DATASET RECORDS:

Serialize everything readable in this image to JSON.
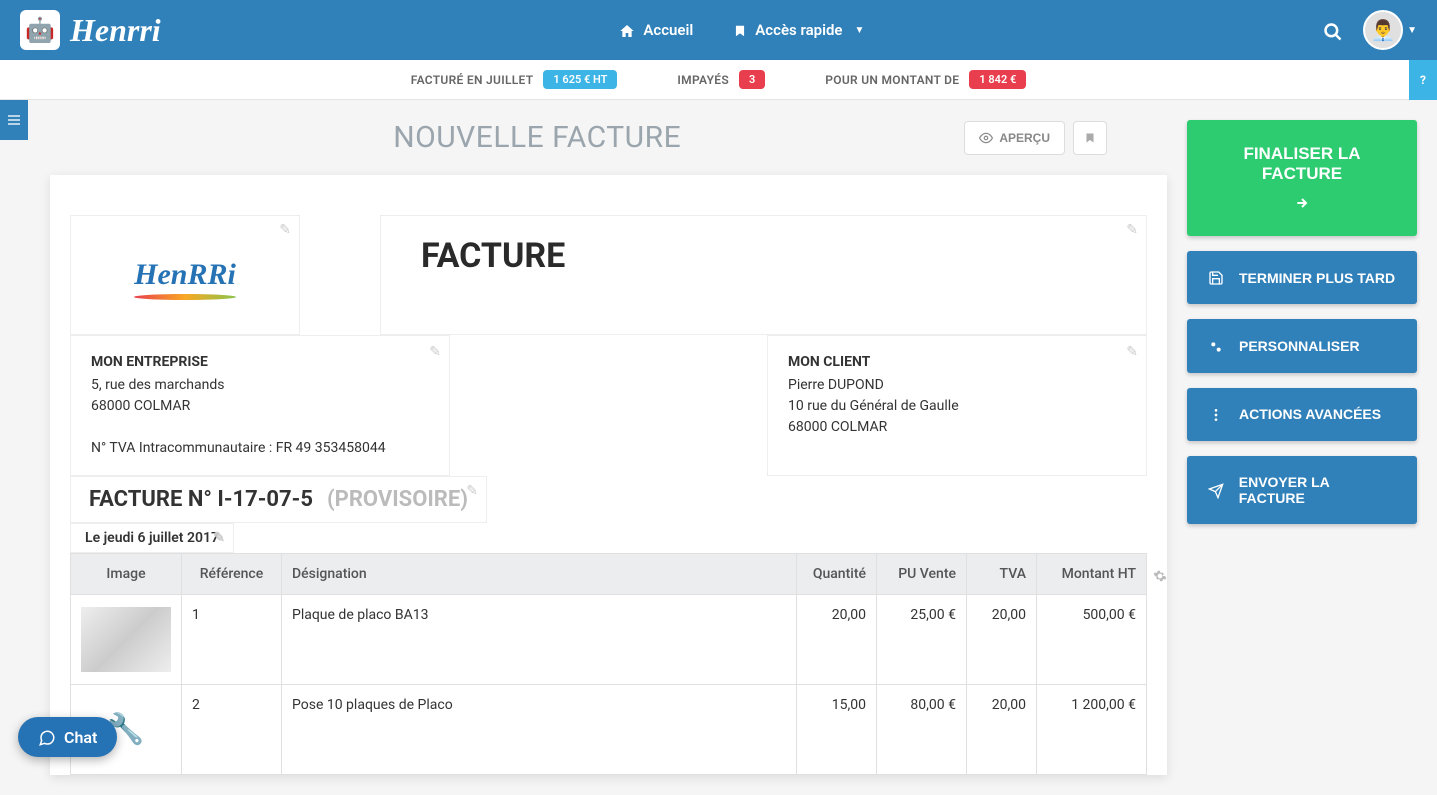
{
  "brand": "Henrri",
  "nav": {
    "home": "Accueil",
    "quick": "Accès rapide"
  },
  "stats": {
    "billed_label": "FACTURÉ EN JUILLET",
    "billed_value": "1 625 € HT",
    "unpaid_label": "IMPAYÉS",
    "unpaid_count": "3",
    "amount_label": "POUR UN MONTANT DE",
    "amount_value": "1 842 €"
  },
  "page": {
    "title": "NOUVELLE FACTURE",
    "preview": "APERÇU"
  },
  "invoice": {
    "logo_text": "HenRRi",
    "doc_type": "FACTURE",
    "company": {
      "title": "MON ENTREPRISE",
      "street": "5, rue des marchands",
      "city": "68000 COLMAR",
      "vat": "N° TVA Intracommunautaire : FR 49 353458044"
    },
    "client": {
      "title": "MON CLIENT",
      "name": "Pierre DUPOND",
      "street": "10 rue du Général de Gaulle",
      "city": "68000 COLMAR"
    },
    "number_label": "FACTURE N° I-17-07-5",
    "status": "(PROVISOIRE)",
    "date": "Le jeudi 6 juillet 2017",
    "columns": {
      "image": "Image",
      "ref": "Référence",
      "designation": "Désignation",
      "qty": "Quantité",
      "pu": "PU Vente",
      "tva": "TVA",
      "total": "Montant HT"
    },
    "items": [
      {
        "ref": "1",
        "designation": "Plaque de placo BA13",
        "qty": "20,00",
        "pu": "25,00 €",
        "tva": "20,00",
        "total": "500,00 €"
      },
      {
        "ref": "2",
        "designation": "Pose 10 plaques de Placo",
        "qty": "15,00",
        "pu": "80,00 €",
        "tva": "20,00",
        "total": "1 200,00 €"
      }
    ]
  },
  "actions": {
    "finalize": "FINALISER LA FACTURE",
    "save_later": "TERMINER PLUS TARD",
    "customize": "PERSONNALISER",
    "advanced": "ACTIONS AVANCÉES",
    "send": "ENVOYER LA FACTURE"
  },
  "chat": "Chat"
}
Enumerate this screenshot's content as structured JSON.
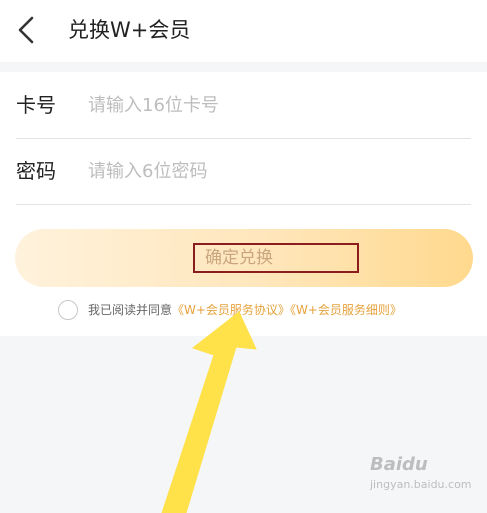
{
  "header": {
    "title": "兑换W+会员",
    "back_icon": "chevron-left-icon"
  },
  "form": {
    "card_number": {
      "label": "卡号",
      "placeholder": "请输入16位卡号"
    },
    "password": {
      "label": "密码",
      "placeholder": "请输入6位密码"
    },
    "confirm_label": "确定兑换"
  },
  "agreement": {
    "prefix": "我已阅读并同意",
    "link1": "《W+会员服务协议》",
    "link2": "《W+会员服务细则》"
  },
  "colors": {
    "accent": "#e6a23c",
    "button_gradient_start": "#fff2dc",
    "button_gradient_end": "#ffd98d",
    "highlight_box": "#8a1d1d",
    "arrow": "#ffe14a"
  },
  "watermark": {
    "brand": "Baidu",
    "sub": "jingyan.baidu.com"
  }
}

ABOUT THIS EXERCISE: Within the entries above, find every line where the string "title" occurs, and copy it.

RESULT OF THIS TASK:
    "title": "NOUVELLE FACTURE",
      "title": "MON ENTREPRISE",
      "title": "MON CLIENT",
    "title": "兑换W+会员",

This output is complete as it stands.